What you should do: Would you please copy every line below that includes the string "number"?

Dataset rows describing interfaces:

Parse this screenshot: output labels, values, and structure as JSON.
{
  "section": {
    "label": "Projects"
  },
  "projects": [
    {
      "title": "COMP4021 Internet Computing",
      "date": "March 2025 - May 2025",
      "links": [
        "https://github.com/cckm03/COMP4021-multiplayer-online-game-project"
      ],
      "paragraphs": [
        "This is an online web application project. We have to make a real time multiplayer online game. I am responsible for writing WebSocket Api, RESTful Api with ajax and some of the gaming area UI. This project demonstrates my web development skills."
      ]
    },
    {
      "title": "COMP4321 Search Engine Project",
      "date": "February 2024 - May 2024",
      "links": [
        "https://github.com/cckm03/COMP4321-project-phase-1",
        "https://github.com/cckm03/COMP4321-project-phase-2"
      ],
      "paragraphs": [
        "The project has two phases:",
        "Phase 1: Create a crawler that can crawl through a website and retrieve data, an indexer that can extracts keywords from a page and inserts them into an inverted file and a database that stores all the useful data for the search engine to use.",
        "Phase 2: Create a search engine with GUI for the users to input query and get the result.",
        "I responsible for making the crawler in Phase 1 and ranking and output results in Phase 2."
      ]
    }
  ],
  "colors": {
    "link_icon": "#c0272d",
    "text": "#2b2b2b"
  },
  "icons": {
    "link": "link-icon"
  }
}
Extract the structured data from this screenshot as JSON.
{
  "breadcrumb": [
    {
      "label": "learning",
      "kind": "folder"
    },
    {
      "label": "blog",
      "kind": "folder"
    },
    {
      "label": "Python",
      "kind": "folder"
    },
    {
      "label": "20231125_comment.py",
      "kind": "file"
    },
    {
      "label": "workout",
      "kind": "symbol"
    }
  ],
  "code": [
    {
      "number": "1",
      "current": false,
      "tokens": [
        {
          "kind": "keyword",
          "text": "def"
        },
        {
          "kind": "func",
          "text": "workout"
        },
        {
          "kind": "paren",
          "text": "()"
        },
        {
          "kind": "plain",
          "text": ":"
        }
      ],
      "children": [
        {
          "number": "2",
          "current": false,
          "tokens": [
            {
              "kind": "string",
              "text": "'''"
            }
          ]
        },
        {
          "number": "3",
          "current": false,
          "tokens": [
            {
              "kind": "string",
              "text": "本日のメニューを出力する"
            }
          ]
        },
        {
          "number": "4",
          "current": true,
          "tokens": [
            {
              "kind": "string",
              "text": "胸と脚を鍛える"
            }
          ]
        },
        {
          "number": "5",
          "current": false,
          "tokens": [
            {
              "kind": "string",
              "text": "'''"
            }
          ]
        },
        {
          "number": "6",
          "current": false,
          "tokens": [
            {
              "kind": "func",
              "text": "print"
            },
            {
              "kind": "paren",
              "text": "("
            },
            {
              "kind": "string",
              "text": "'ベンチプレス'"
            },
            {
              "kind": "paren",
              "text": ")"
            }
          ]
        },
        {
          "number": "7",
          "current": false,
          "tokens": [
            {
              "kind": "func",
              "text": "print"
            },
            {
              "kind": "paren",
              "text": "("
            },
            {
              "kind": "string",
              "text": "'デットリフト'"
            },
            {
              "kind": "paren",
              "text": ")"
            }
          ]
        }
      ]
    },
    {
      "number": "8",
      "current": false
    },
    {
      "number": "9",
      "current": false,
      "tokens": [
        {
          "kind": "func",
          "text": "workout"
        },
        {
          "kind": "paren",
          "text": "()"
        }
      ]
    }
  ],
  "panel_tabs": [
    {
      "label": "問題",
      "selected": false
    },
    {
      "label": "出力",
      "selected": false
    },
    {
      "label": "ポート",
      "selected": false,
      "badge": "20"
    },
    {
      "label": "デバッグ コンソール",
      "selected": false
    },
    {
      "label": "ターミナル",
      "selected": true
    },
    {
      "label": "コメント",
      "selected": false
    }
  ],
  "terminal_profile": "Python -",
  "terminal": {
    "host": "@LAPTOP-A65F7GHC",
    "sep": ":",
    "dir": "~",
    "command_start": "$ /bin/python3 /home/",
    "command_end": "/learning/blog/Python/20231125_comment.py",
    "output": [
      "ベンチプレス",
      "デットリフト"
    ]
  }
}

Solved problem:
      "number": "1",
          "number": "2",
          "number": "3",
          "number": "4",
          "number": "5",
          "number": "6",
          "number": "7",
      "number": "8",
      "number": "9",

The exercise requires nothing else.